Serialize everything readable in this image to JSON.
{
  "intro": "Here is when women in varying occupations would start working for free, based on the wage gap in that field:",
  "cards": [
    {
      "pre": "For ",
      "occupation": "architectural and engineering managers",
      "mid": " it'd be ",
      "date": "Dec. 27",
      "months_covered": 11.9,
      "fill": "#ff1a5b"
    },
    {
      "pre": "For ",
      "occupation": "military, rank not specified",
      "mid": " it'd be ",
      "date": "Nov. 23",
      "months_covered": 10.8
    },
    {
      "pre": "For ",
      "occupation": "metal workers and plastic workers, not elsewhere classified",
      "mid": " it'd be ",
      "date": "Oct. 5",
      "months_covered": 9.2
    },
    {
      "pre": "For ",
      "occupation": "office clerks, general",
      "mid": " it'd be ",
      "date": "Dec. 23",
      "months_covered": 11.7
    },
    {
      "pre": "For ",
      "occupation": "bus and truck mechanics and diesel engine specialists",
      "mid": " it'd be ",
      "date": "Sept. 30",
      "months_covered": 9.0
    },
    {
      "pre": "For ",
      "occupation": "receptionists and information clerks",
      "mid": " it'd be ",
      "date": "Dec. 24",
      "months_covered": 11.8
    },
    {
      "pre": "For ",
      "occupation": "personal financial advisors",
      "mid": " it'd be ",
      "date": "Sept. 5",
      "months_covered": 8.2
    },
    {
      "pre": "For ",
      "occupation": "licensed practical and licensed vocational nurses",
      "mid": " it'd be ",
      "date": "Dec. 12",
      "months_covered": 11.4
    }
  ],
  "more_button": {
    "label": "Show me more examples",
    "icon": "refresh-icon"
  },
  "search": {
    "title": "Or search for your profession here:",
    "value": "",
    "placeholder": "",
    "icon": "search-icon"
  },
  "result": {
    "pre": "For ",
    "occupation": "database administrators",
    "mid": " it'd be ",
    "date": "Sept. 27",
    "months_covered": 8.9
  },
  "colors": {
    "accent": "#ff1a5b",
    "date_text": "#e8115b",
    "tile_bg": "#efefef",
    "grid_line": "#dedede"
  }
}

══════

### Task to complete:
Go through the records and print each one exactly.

### Problem solution:
Serialize everything readable in this image to JSON.
{
  "intro": "Here is when women in varying occupations would start working for free, based on the wage gap in that field:",
  "cards": [
    {
      "pre": "For ",
      "occupation": "architectural and engineering managers",
      "mid": " it'd be ",
      "date": "Dec. 27",
      "months_covered": 11.9,
      "fill": "#ff1a5b"
    },
    {
      "pre": "For ",
      "occupation": "military, rank not specified",
      "mid": " it'd be ",
      "date": "Nov. 23",
      "months_covered": 10.8
    },
    {
      "pre": "For ",
      "occupation": "metal workers and plastic workers, not elsewhere classified",
      "mid": " it'd be ",
      "date": "Oct. 5",
      "months_covered": 9.2
    },
    {
      "pre": "For ",
      "occupation": "office clerks, general",
      "mid": " it'd be ",
      "date": "Dec. 23",
      "months_covered": 11.7
    },
    {
      "pre": "For ",
      "occupation": "bus and truck mechanics and diesel engine specialists",
      "mid": " it'd be ",
      "date": "Sept. 30",
      "months_covered": 9.0
    },
    {
      "pre": "For ",
      "occupation": "receptionists and information clerks",
      "mid": " it'd be ",
      "date": "Dec. 24",
      "months_covered": 11.8
    },
    {
      "pre": "For ",
      "occupation": "personal financial advisors",
      "mid": " it'd be ",
      "date": "Sept. 5",
      "months_covered": 8.2
    },
    {
      "pre": "For ",
      "occupation": "licensed practical and licensed vocational nurses",
      "mid": " it'd be ",
      "date": "Dec. 12",
      "months_covered": 11.4
    }
  ],
  "more_button": {
    "label": "Show me more examples",
    "icon": "refresh-icon"
  },
  "search": {
    "title": "Or search for your profession here:",
    "value": "",
    "placeholder": "",
    "icon": "search-icon"
  },
  "result": {
    "pre": "For ",
    "occupation": "database administrators",
    "mid": " it'd be ",
    "date": "Sept. 27",
    "months_covered": 8.9
  },
  "colors": {
    "accent": "#ff1a5b",
    "date_text": "#e8115b",
    "tile_bg": "#efefef",
    "grid_line": "#dedede"
  }
}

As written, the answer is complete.